Once you’ve chosen your home, it’s time to choose your mortgage. Your mortgage broker will be your greatest asset at this stage. They can help you find the loan that suits your needs and suits the home you’re buying. Once a lender has been chosen and the documents signed, a letter of approval will be sent to Mr. and Mrs. Dupuis. Instructions for the sale will be sent to the notary that the buyer has selected. Your mortgage broker will do all of this.

Step 6 – Down payment withdrawal meeting with your financial planner  

Since your down payment must be forwarded to the notary prior to completion of the sale, the strategy set up by your financial planner should, at this point, lead to an HBP withdrawal or HBP loan and/or a TFSA and/or LIRA withdrawal. For more information on down payment strategies, please see our previous articles on the topic.

Step 7 – Taking out mandatory damage insurance on your new home 

The notary will ask you to bring proof of home insurance to your meeting with them, so applying for and getting this kind of insurance is an important step. The choice of insurer is up to you, provided they are able to handle your insurance needs.

Step 8 – Meeting with your notary 

This will be the last step our couple takes before getting the keys to their new home.
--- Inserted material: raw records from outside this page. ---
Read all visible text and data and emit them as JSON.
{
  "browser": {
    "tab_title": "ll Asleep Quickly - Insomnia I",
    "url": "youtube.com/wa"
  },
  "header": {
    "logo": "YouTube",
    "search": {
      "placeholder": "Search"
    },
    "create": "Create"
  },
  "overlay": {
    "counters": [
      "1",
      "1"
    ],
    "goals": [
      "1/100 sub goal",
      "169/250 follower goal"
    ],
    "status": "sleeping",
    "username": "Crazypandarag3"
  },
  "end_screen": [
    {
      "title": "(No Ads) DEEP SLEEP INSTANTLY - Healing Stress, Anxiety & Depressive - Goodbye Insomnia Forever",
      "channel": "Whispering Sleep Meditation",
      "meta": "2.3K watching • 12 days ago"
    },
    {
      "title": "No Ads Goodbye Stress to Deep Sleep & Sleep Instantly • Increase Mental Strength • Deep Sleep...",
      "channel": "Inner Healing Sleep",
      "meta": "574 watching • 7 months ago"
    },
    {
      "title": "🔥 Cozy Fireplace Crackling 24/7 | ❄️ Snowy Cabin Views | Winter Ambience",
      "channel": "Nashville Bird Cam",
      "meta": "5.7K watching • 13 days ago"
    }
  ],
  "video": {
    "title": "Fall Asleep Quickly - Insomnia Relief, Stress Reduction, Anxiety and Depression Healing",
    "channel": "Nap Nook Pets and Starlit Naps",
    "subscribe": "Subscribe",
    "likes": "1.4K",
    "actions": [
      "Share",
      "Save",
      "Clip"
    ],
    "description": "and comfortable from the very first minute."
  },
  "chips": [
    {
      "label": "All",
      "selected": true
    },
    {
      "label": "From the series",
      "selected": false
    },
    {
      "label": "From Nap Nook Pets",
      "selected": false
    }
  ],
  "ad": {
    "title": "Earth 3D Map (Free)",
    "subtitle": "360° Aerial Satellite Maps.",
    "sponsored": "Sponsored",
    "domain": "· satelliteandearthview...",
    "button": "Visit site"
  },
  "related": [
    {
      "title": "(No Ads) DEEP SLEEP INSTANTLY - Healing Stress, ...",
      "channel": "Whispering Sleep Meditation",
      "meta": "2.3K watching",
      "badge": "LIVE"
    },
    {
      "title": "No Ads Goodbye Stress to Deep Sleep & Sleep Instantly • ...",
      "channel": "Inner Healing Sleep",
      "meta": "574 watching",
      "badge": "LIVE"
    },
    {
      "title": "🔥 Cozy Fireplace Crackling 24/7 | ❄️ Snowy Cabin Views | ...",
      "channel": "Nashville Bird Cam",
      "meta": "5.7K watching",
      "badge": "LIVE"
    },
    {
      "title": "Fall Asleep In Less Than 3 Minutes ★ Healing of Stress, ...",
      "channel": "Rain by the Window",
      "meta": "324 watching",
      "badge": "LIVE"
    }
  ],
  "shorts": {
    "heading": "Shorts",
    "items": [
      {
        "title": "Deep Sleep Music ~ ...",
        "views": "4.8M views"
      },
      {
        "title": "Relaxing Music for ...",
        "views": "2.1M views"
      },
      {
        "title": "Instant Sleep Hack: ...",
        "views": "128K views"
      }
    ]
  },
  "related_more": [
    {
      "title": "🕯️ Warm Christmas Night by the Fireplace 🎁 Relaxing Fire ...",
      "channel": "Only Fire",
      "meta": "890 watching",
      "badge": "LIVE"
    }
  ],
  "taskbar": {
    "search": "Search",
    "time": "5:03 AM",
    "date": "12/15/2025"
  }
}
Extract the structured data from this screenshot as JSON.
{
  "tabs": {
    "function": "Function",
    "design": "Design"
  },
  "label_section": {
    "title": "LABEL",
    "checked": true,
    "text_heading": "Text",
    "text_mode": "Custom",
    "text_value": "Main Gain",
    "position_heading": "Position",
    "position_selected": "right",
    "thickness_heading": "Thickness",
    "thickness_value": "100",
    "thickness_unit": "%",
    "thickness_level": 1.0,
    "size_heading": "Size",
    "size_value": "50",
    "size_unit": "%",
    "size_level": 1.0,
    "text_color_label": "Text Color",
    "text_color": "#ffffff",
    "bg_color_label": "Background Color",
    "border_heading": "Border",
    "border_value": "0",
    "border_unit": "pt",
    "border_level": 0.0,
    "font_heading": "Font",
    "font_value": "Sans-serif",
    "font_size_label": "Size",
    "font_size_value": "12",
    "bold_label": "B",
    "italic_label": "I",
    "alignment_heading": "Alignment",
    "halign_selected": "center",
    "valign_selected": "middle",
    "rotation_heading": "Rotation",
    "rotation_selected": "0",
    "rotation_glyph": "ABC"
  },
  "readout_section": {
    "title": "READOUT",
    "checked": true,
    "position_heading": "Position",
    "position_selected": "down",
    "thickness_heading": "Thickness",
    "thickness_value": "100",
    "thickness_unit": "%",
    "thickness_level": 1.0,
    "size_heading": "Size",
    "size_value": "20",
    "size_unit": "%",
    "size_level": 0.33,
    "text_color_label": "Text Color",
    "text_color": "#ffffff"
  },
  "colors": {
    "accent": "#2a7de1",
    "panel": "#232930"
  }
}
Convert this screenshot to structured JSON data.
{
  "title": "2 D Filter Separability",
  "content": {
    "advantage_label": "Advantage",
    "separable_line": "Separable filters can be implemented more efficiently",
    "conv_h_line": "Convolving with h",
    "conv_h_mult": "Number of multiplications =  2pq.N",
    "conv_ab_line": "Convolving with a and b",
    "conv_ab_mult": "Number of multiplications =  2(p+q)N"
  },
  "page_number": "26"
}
The notary will handle:

  • All necessary title deed reviews and checks
  • Allocation calculations and adjustments (e.g., municipal and school taxes)
  • Receipt of your down payment for the purchase
  • Paying the seller of the house using the mortgage that you have with the bank  
  • And much more!

Our couple will need to meet with the notary a second time to close the sale, receive all required information and finally sign for the purchase of their new home.

Step 9 – Insurance meeting with your financial planner

The home has been purchased, and the couple prepares to move into their new residence.

They’ve taken out fire, theft, and other types of insurance to protect their new asset, but have they thought about the other risks that might cause them to lose their home?

If either spouse were to die prematurely, the mortgage would likely be too great a burden for the surviving spouse to handle. If either of them became disabled, would the couple be able to make their long-term mortgage payment?

It’s important that the couple, with their financial planner’s help, learn whether they are exposed to certain financial risks, and whether taking out life and/or disability insurance might be a way to solve this problem. In our couple’s case, they each decided to purchase 20 years of term life insurance worth $500,000 to cover costs in the event of death. Their respective group insurance plans adequately covered the risk of long-term disability.

We hope this case study has helped you to better understand the steps you’ll need to take on the road to home ownership. As financial planners, it’s also our job to guide you through these steps. Mrs. and Mr. Dupuis’ case study shows you how we help our customers buy their first home, and realize their dream of home ownership.

To get the financial support you need so you too can realize the dream of owning your first home, feel free to book an appointment with one of our advisors.